Hey guys! So last week we talked about how to raise creative thinkers & discussed some of the techniques parents are using that sound good on paper but produce the opposite result. If you haven’t read last week’s article, How To Raise Creative Free-Thinkers, feel free to click that link to be taken right to it. This week we’re talking about possibly the most important, valuable qualities a person can possess that are also among the most difficult to teach: Caring & Kindness.
I don’t know how many of you have heard this, but I’ve heard a few times over the years that up to a certain age, many kids can seem like sociopaths who lack any empathy for others. This Psychology Today Article says that since a child’s emotional & cognitive development have yet to be completed, they can’t be diagnosed with antisocial personality disorder–the diagnostic term used by the psychiatric community to describe what society refers to as sociopathy–until at least the age of age 18. So while kids may seem selfish & uncaring in some situations, it’s important to remember that their personality, emotional intelligence, ability to understand the relationship between action & consequence, & ability to empathize aren’t fully formed yet.
Despite that though, experts still recommend beginning to teach the value of kindness, caring, generosity & empathy as early as 2-years-old because the deeper these ideas go into the foundation of their upbringing, the more they’ll be a part of who they are at their core. But how exactly does someone teach kindness? How could we possibly give a child that young any real sense of why caring is so important? Is it even possible to get a 2 or 3-year-old to sit still & focus long enough to understand the value of self-sacrifice? Luckily, you don’t need to know the answers to those questions because the experts are already on it! Let’s see what they think we can do to ensure we’re raising a child with a heart of gold!
One of the biggest & most common criticisms I hear about young people is that technology makes them ungrateful, always chasing the next best thing & too busy obsessing over the features of the newest model to appreciate the things they already have. These days, technology evolves so fast that everything they have always seems old to them. Personally, I think most people care more about the social status & novelty than the actual usefulness because who actually needs a phone that unlocks when you look at it? Was pushing a button that much of an inconvenience?
That’s why they obsess over these things. But now we also know that gratitude isn’t just a matter of good manners, it also has an effect on mental health, mindset, & attitude toward or outlook on life. If you frame every situation by focusing on what you don’t have, everything’s going to suck. But if you see everything through the lens of why you’re lucky to have what you do, then lucky is how you’ll feel. If we teach kids to see it that way, they’ll appreciate what they have & what others do for them & realize how many people aren’t as lucky, which cultivates empathy.
One of the things you can do to help instill this idea in children of almost any age is to make a game of listing the things that they’re grateful for. Take turns listing things that you’re each grateful for & whoever can list the most things gets to pick the next meal or family movie or something else they’d enjoy. Walking them through listing the things they’re grateful for will make them more mindful of those things. After all, there must be a reason Buddhists believe desire is the cause of all sorrow, right?

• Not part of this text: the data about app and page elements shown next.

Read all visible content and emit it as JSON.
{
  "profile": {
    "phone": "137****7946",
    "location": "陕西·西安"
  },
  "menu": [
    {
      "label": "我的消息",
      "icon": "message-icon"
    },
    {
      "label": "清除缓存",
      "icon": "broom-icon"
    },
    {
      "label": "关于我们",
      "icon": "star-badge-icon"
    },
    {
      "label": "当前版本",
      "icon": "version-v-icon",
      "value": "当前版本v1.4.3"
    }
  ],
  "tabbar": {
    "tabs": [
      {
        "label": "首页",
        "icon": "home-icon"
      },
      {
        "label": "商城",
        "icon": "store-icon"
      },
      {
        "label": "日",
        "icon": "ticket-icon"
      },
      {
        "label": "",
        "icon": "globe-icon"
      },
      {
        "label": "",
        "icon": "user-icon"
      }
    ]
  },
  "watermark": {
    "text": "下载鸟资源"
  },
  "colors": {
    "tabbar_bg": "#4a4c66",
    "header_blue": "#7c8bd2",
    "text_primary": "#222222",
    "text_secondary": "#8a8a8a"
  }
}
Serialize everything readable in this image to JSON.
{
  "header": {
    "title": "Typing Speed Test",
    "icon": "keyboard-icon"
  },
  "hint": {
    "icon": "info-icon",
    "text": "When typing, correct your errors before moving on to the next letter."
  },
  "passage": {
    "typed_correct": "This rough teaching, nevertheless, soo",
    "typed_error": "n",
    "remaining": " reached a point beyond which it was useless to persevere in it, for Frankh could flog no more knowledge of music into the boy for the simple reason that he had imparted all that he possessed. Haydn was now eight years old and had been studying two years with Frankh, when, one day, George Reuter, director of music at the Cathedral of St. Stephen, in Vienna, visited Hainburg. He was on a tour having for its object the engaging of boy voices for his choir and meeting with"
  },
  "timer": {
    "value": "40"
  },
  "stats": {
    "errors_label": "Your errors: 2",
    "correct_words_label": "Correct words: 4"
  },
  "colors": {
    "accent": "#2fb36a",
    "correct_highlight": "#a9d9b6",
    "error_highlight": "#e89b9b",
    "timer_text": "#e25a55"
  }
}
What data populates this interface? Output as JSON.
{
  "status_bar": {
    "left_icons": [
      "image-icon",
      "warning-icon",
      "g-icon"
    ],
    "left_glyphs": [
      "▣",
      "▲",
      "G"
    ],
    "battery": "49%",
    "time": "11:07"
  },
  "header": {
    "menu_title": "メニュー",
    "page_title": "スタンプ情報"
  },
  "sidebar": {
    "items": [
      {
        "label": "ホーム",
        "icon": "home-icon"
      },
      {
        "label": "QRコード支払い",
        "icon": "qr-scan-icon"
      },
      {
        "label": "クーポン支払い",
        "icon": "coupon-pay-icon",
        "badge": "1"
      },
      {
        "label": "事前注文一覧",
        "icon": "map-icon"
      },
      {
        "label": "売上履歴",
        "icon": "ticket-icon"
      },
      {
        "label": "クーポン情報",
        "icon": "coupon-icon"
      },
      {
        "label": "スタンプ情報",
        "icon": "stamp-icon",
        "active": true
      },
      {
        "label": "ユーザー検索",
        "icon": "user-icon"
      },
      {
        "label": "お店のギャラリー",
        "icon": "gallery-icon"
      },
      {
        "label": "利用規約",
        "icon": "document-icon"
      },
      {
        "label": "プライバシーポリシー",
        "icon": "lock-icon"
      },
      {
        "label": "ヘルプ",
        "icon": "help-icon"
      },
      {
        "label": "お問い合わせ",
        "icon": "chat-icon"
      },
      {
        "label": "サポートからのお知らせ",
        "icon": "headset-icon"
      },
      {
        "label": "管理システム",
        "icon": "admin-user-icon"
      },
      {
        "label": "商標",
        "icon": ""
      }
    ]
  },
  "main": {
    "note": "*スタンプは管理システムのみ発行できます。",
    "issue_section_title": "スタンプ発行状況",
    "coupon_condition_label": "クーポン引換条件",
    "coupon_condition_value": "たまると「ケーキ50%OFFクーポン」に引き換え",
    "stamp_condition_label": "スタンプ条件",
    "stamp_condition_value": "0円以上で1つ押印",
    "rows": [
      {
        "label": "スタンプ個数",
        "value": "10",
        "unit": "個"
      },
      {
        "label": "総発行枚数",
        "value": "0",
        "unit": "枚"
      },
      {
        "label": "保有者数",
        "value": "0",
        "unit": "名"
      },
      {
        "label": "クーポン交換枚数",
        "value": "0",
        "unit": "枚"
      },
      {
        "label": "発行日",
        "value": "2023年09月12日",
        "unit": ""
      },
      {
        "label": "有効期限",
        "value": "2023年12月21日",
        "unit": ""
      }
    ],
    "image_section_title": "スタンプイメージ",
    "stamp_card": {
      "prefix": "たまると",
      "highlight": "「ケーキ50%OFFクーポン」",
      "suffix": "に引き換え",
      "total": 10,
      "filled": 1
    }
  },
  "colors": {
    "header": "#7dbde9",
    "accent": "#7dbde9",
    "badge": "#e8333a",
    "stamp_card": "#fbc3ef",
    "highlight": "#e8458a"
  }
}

Patience & Dedication
Another common complaint about young people today, & yet again, another side effect of technology, is their ever-shortening attention spans. In this age of entertainment on demand & instant gratification culture, many young people lack patience because they’ve never really needed it. This can cause them to place less value on putting in consistent effort over long periods of time for things they won’t benefit from immediately.
As we all know, many things in life require this kind of patience & dedication. Hard work now can pay off more in the future if you’re willing to stick with it & delay gratification for bigger rewards down the line. In fact, the Stanford marshmallow experiment illustrates the value of this skill. They put a marshmallow in front of kids around 4 or 5 & told them if they waited 15 minutes to eat it, they’d get a second. They later found, during follow-up studies, that a child’s ability to delay gratification was one of the best & most accurate predictors of future success.
We need to teach them that good things come to those who wait. They’ll be happier & more successful, plus they’ll learn how much it really takes to reach their dreams & appreciate what they have more because they had to work for it. You can try teaching this by telling them that they can play a game on your phone for 5 minutes now or if they wait an hour they can play for 10 minutes. Using examples like these gives them memories of real-world applications to draw on the next time they’re wondering whether or not waiting would be worth it.
As per usual, I found way too much information I agree with, way too much I didn’t agree with which made me realize what I thought would be better, & just in general talked too much on each topic. LOL. I’m hoping that you guys appreciate the level of detail I provide instead of thinking that I just ramble on. LOL. I don’t want this article to go on forever so I’m going to pick up right where we left off next week in Part 2 & we’ll get into some more things that can make it easier to raise kids who think about others & are just a net positive force in the world.
Until next time…